1999MIN612420062.01,4757.388619179.1
2000DAL67412559.28496.796764382.4
2001BAL6548960.75736.443302081.3
Career1612,4294,28956.629,9796.99207951342381.5

After retirement[edit]

After retirement, Cunningham returned to UNLV to finish his college degree in film. Cunningham has also been active in the Gospel music business since his retirement from the NFL by opening a recording studio and producing a Christian rap group called Humility. Their album Our Purpose has yet to be released in 2008 under Cunningham's label. Cunningham, a born again Christian, became an ordained Protestant minister and founded a church called Remnant Ministries in Las Vegas in 2004.[7] He also coached youth football in the city for his son.

In December 2009 Cunningham was hired by Silverado High School as the offensive coordinator of the school's varsity and junior varsity football team. His son, Randall Cunningham II, was a freshman quarterback for the Skyhawks.[8]

On June 29, 2010, one of Cunningham's children, two-year-old son Christian, drowned in a hot tub while unattended at the family home in Las Vegas.[9][10]

In August 2011, following a rumored spat with Silverado's head coach, Cunningham resigned his coaching position at SHS. His son, Randall Jr, withdrew from SHS and registered the same day at Bishop Gorman High School, a private Roman Catholic school in Las Vegas.[11]

In July 2012, Cunningham was named the twenty-third greatest quarterback of the NFL's post-merger era, according to Football Nation.[12]

In March 2013, Cunningham authored Lay It Down: How Letting Go Brings Out Your Best (Worthy Publishing, ISBN 9781617951275). The book shows readers how to work out the “lay it down” principle in all phases of life.[13]

See also[edit]

References[edit]

  1. ^ "Santa Barbara High School". Archived from the original on 2007-09-15. Retrieved 2007-11-17. 
  2. ^ "Randall Cunningham practices with Santa Barbara High". Retrieved 2007-11-17. [dead link]
  3. ^ ["http://www.lasvegassun.com/news/2009/oct/19/marking-unlvs-glory-year/ "Members of UNLV’s 1984 football team converge for reunion"]. Retrieved 2014-08-30. 
  4. ^ Randell Cunningham 3rd Most Mobile QB
  5. ^ "Where are they now?

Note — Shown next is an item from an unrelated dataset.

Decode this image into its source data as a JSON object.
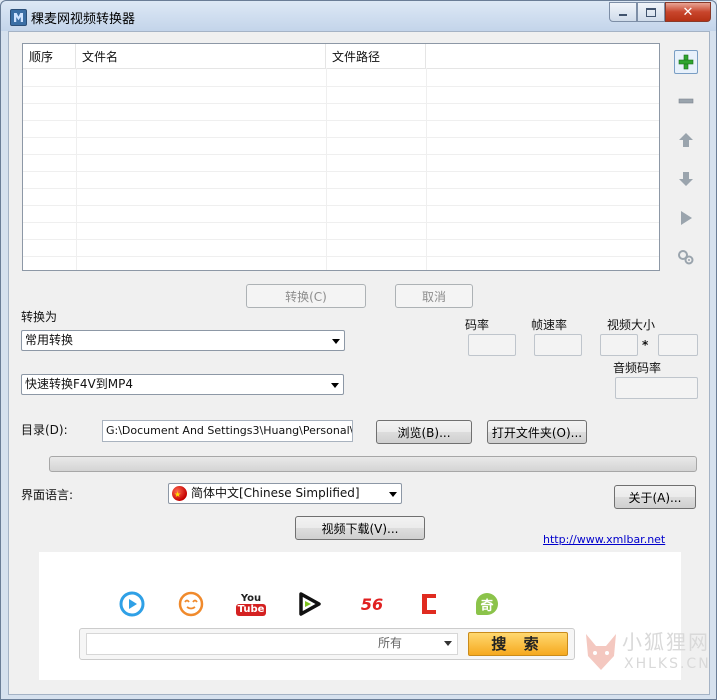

Randall Cunningham". Retrieved 2008-12-17. 
  6. ^ "Career Stats-NFL.com". Retrieved 2008-12-17. 
  7. ^ http://www.lasvegasweekly.com/2006/11/16/feature2.html
  8. ^ Keefer, Case (December 14, 2009). "Silverado hires Randall Cunningham as offensive coordinator". Las Vegas Sun. Retrieved December 15, 2009. 
  9. ^ "Randall Cunningham's son dies in hot tub accident". USA Today. June 30, 2010. 
  10. ^ Koster, Kyle (June 30, 2010). "Randall Cunningham's 2-year-old son drowns in hot tub". Chicago Sun-Times. 
  11. ^ "Cunningham resigns as Silverado aide". Nevada Preps. August 17, 2011. 
  12. ^ "Top 100 Modern Quarterbacks: 40-21". Football Nation. July 26, 2012. 
  13. ^ [1]

External links[edit]